Yukon inquest jury concludes Cynthia Blackjack's death was accidental

The jury in a coroner's inquest in Yukon says Cynthia Blackjack's death in 2013 was accidental. The 6-person jury delivered its unanimous decision, with 8 recommendations, late Friday afternoon.

6-person jury delivered decision with 8 recommendations late Friday afternoon

Cynthia Blackjack died while being medevaced to Whitehorse from Carmacks on Nov 7, 2013. Yukon's director of community nursing defended the way workers at the Carmacks health centre handled Cynthia Blackjack's case, on the last day of inquest testimony. (Facebook)

The jury in a coroner's inquest in Yukon has concluded Cynthia Blackjack's death in 2013 was accidental.

The six-person jury delivered its unanimous decision, along with eight recommendations, late Friday afternoon after being sequestered for several hours.

It follows nearly two weeks of inquest testimony, from Blackjack's friends and family, as well as health officials who treated Blackjack in the days and hours before her death on a medevac flight to Whitehorse. 

Her case raised questions about the treatment of First Nations patients by the health care system.

Among the jury's recommendations:

  • The Little Salmon Carmacks First Nation and the Yukon government to should hire a nurse practitioner.
  • A review if terminology used in medical charts to reduce stigmatizing language.
  • Create a "wellness hub" in Carmacks that focuses on alcohol treatment, social issues and mental health.
  • Yukon government should establish dedicated medical transport for non-emergency patients from Carmacks.
  • Consider installing lighting at community landing strips, which would extend flight hours for medevacs.

Earlier today, the jury asked whether a finding of negligence was allowed as a verdict. Coroner Peter Chisholm said inquest juries may not find legal or criminal responsibility.

Reported earlier:

Yukon's director of community nursing defended the way workers at the Carmacks health centre handled Cynthia Blackjack's case, on the last day of inquest testimony.

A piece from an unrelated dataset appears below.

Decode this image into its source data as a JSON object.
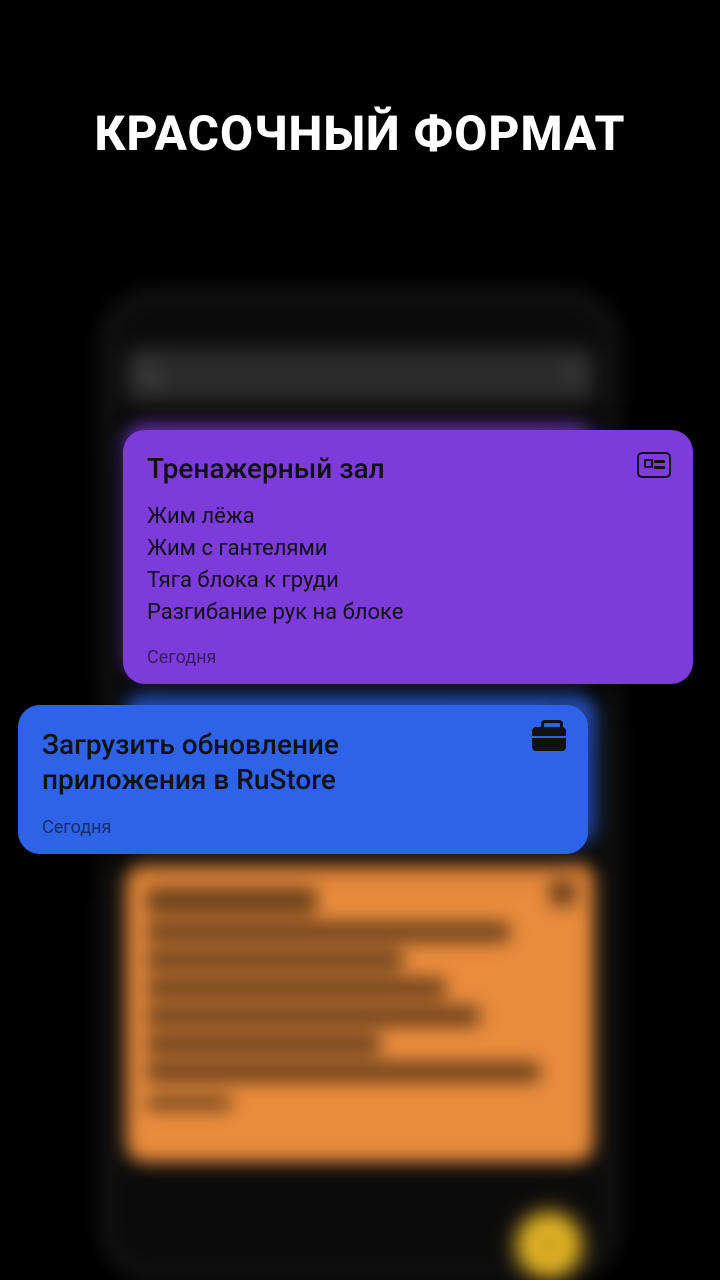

Six jurors received their final instructions Friday morning, before being sequestered to review evidence heard over the last two weeks. The coroner's inquest is looking into circumstances around Blackjack's death in November 2013, while on a medevac flight to Whitehorse.

Sheila Thompson, the director of community nursing, told the inquest jury on Thursday that the territory's health department is trying to build trust with First Nation communities. She said Blackjack's death was hard on everyone involved.

"It was a very sad loss," she said.

Thompson said the health department provides more cultural training on First Nations' issues to nurses since Blackjack's death and that health centre equipment has been standardized since 2013.

Thompson also said the department is trying to recruit more Indigenous health-care workers.

The Carmacks health centre. A coroner's inquest is looking into circumstances around Cynthia Blackjack's death in November 2013, while on a medevac flight from Carmacks to Whitehorse. (Chris Windeyer/CBC)

Susan Roothman, the lawyer for the Little Salmon Carmacks First Nation, pressed Thompson on gaps in Blackjack's medical records.

Thompson said the department is bringing in an electronic health records system that will help ensure more up-to-date patient information.

"It will reduce gaps in service as well as duplication of service," she said.

Jurors at the inquest heard from more than 20 witnesses over the last couple of weeks, and received hundreds of pages of written evidence. On Friday morning, they'll receive instructions from coroner Peter Chisholm before being sequestered to compile their findings and draft recommendations.

It's not known how long that will take.

With files from Chris Windeyer

now